Filter the listing below down to the lines holding the word "placeholder", and copy those lines.

Records provided
Segment Open

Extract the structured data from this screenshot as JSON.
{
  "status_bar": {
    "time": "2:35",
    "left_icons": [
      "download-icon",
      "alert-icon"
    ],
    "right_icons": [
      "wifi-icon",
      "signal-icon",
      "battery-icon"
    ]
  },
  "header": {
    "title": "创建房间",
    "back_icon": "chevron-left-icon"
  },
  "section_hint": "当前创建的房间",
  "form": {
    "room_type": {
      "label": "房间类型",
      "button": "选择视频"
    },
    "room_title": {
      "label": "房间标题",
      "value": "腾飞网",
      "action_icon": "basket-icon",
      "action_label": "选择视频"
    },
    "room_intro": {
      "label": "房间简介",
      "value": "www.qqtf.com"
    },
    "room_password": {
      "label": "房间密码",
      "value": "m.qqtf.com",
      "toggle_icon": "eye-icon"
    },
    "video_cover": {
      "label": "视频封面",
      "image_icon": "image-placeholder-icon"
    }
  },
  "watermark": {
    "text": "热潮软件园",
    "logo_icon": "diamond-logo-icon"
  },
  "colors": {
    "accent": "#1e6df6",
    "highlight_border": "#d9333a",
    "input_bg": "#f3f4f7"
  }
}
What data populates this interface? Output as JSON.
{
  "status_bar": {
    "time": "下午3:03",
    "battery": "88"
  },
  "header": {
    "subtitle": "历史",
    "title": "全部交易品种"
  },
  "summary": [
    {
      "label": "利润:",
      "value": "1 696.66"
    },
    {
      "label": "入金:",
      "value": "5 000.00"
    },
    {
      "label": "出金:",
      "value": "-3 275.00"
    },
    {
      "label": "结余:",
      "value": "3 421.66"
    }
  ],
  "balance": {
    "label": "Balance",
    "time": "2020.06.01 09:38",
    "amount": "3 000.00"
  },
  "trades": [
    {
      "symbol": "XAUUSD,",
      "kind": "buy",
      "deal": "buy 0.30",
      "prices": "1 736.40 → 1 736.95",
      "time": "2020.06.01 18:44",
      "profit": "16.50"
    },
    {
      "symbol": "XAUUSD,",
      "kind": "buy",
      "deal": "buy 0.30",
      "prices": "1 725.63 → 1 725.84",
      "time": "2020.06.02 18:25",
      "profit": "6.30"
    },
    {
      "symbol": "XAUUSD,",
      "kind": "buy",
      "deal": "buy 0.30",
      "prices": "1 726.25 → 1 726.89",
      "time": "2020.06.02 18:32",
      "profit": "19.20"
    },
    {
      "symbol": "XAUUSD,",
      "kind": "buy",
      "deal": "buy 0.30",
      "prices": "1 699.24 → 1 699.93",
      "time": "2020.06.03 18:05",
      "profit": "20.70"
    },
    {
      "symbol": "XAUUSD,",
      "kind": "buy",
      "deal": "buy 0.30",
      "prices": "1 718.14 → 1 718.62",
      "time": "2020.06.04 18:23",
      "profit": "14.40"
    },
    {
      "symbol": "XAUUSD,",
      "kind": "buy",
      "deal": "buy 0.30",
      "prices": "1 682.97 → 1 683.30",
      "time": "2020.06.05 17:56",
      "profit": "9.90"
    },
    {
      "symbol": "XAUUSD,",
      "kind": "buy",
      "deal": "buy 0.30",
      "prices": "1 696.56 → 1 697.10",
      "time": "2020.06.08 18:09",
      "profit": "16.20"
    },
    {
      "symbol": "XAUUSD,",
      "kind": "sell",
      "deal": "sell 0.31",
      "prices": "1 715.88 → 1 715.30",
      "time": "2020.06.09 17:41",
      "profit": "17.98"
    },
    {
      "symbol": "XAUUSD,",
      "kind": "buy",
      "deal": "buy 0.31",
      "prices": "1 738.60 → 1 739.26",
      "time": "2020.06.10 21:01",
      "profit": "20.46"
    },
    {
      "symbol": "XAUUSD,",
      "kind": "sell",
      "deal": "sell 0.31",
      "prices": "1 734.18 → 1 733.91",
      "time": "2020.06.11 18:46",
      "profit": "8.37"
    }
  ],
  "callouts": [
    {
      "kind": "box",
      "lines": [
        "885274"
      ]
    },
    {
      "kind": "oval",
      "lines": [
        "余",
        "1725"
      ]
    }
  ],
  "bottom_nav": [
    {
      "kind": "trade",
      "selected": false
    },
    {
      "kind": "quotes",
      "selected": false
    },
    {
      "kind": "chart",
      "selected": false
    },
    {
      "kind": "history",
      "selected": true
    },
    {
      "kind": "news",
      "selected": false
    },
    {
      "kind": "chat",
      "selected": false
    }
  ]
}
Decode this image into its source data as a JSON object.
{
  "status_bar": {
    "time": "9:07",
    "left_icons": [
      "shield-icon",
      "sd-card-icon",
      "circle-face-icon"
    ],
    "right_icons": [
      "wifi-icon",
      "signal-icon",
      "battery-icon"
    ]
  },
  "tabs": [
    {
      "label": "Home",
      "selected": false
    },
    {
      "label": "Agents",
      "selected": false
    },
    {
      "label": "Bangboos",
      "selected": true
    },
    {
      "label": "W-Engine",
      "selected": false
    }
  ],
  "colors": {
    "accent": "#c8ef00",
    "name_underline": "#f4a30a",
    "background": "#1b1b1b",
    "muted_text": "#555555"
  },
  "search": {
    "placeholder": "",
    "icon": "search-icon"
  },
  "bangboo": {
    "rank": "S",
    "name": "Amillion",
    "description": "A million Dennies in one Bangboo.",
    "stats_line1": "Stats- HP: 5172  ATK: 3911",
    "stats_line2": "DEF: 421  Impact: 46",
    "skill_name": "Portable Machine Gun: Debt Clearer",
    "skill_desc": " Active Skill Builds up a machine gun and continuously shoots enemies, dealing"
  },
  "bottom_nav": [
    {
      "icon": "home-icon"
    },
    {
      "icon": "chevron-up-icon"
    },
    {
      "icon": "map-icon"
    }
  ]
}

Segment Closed

Answer to this exercise
      "image_icon": "image-placeholder-icon"
    "placeholder": "",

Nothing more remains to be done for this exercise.